*** Stored data

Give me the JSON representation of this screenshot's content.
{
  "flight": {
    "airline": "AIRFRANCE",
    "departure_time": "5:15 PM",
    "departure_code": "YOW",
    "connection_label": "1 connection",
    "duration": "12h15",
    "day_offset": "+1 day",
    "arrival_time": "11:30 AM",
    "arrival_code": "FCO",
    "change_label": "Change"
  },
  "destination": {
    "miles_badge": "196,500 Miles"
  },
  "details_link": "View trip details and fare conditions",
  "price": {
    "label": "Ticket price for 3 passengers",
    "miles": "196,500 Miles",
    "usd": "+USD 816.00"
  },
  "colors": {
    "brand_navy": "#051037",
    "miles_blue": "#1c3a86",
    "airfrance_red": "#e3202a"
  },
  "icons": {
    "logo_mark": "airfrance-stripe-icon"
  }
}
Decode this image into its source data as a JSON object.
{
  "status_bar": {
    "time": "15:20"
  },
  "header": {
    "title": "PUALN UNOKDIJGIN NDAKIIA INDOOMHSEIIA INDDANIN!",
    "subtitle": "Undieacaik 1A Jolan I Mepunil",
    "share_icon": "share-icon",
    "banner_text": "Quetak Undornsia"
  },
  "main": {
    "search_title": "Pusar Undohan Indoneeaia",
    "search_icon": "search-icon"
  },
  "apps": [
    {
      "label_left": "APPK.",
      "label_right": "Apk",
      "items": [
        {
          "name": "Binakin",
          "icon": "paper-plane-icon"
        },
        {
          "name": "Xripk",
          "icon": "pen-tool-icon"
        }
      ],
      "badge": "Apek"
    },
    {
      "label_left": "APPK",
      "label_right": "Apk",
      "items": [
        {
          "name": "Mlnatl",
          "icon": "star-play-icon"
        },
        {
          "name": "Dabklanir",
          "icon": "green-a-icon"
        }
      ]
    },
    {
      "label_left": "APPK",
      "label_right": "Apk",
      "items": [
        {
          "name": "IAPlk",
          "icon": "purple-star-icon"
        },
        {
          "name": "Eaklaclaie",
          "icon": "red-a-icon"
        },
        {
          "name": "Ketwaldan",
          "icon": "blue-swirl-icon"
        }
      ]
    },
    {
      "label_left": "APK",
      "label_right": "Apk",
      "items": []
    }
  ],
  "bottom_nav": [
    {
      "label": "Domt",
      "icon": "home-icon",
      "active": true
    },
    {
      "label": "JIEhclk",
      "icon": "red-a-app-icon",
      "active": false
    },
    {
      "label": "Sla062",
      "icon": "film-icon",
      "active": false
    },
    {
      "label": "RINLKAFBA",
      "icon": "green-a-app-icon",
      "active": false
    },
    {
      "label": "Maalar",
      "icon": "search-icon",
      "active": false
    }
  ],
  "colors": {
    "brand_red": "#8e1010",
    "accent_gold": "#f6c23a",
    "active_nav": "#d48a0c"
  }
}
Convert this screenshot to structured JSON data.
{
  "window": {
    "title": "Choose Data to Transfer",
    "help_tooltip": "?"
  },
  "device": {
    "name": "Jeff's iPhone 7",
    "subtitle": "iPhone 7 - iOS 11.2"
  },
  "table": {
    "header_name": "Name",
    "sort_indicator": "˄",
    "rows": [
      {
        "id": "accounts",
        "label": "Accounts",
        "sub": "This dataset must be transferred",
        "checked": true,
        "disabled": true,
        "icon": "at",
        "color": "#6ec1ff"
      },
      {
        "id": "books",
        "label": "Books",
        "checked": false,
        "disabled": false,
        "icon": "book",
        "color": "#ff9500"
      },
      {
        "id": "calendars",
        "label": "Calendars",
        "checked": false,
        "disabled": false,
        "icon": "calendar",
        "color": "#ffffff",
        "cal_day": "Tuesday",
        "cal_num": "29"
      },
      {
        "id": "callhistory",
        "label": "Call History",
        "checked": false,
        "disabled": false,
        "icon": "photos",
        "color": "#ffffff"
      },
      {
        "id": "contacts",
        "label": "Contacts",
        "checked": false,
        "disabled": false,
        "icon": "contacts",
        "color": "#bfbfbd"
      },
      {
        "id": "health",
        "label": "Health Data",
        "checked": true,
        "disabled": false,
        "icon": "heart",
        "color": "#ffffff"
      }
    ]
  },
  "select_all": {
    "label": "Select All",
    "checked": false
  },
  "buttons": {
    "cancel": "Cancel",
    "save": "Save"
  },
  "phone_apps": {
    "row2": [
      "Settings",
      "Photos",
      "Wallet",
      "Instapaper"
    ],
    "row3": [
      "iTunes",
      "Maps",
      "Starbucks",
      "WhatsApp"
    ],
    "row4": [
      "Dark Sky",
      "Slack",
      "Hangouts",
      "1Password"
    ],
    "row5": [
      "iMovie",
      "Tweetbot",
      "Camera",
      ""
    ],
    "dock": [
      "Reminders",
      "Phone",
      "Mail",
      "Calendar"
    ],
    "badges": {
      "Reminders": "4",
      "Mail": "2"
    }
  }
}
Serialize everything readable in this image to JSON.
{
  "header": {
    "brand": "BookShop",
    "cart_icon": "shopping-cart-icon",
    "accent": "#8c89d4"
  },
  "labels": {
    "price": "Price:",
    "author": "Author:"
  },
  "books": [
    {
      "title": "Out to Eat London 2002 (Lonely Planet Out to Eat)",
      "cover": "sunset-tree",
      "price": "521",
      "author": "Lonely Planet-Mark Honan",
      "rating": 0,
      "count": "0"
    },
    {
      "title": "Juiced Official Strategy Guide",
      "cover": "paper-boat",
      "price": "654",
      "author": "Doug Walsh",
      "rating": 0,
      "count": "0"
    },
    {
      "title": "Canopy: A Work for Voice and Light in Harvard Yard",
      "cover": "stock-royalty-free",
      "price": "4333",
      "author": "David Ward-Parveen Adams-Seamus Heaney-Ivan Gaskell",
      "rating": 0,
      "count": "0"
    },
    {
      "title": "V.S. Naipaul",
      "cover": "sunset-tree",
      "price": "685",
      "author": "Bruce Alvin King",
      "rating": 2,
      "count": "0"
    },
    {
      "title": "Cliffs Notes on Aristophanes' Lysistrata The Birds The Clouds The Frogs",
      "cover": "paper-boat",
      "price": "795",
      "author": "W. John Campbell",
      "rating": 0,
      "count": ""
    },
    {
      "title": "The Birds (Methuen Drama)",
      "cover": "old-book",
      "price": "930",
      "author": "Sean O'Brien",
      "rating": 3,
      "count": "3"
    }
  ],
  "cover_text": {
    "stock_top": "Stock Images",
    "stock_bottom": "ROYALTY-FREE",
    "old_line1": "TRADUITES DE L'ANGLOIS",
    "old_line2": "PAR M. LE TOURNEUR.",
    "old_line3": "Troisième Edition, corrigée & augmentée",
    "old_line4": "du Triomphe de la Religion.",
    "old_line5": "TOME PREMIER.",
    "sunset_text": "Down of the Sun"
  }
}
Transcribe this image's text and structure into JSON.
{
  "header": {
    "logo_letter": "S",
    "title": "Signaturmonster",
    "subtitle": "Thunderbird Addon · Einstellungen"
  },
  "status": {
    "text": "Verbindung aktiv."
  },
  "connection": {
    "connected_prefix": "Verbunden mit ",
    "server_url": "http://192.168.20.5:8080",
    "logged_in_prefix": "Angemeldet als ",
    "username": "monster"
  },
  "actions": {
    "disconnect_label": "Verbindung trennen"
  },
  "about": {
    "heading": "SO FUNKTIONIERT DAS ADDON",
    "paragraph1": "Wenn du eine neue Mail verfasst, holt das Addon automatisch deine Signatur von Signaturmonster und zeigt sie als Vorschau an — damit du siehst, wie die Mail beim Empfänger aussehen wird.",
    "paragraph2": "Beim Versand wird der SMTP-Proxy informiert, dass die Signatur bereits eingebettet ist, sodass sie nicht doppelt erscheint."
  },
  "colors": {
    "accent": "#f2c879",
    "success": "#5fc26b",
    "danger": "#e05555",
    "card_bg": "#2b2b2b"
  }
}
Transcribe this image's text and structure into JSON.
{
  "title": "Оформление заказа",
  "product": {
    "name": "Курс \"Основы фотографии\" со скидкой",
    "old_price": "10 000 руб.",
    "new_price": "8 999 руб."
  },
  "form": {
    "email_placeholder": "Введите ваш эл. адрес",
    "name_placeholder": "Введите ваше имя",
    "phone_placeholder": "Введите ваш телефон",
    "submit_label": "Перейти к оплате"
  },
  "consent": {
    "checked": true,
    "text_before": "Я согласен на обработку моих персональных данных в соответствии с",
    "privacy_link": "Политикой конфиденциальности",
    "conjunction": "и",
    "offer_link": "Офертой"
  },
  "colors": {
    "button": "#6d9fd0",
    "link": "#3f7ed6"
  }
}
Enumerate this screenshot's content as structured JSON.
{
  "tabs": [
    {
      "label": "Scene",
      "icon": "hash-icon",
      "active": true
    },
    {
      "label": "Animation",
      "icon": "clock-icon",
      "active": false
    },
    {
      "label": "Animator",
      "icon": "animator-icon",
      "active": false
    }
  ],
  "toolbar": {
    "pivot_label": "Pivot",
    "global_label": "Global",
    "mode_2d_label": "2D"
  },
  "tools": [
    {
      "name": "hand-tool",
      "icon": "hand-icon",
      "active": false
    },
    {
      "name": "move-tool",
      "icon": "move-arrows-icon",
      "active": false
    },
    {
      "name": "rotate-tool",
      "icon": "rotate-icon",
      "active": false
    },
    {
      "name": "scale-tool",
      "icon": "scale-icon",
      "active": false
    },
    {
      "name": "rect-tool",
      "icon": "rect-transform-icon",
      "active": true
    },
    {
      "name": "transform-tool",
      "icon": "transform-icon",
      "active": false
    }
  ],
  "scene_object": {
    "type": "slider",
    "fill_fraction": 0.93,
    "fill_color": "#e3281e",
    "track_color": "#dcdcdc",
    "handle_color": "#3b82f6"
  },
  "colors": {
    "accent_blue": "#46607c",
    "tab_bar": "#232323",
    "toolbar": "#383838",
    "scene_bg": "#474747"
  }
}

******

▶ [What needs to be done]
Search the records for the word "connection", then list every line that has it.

▶ [Written response]
    "connection_label": "1 connection",
  "connection": {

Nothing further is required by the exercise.